== TASK ITEM ==
Report the count of lines in the entries below that contain "JSON", and leave out everything else.

== RECORDS PROVIDED ==
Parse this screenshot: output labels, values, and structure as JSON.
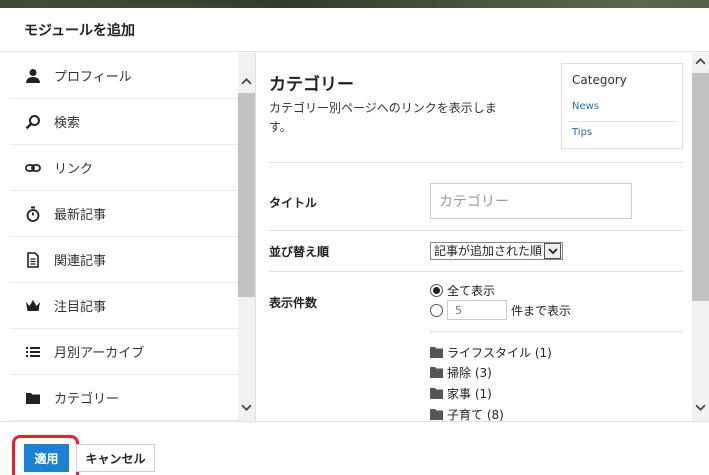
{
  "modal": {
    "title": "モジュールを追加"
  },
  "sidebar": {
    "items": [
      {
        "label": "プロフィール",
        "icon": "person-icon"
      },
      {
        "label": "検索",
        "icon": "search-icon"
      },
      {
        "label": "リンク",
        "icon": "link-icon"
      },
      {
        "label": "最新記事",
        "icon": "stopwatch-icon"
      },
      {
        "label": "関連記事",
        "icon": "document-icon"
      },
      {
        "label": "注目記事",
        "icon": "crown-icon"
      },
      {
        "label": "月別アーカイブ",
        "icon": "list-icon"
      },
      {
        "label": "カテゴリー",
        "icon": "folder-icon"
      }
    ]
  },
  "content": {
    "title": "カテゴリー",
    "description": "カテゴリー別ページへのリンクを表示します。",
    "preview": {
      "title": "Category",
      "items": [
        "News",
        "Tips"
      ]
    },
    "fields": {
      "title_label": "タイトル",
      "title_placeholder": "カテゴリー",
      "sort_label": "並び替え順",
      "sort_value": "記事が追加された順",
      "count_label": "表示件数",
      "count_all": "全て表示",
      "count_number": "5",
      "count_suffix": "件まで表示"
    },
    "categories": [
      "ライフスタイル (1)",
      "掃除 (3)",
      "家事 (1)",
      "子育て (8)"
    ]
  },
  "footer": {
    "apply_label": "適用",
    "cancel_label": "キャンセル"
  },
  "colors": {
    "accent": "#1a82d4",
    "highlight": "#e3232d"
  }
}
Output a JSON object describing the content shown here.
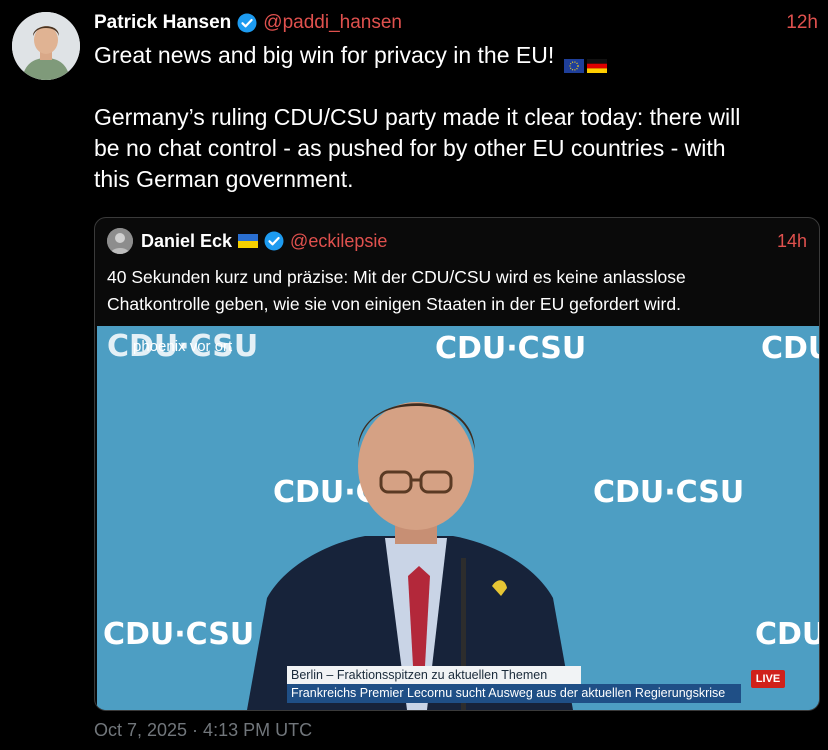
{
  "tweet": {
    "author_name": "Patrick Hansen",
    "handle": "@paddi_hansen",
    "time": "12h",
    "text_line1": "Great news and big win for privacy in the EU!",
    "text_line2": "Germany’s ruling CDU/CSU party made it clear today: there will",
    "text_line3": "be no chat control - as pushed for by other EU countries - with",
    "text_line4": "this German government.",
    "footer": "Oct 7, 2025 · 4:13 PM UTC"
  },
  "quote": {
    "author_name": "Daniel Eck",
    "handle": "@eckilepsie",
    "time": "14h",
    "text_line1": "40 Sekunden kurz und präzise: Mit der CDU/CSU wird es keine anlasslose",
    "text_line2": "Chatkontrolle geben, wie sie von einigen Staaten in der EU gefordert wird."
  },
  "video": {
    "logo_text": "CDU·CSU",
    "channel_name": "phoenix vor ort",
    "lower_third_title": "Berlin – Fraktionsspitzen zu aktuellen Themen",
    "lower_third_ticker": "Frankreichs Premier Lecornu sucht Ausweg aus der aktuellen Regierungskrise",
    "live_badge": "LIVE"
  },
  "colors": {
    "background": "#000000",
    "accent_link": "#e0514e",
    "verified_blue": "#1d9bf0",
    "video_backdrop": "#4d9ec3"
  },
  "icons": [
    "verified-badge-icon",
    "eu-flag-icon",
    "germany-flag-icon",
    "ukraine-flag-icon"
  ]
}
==
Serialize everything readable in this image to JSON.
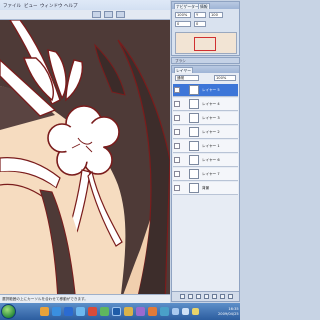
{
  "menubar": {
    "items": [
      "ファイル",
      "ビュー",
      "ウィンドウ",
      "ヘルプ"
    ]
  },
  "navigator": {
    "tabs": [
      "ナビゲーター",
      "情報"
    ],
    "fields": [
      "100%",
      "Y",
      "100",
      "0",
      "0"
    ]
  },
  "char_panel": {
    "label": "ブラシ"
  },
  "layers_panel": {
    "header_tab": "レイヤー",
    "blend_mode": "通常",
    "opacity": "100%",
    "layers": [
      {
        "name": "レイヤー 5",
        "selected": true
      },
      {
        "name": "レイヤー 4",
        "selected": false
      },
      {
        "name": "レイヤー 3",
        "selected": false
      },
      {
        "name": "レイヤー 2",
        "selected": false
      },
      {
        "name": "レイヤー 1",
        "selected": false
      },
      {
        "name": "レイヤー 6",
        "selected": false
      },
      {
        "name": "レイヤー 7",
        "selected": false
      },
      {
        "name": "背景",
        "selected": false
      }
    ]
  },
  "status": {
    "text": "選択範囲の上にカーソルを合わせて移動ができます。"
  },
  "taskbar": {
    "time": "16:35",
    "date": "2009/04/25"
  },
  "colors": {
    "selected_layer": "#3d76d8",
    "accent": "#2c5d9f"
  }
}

== EXPECTED OUTPUT ==
3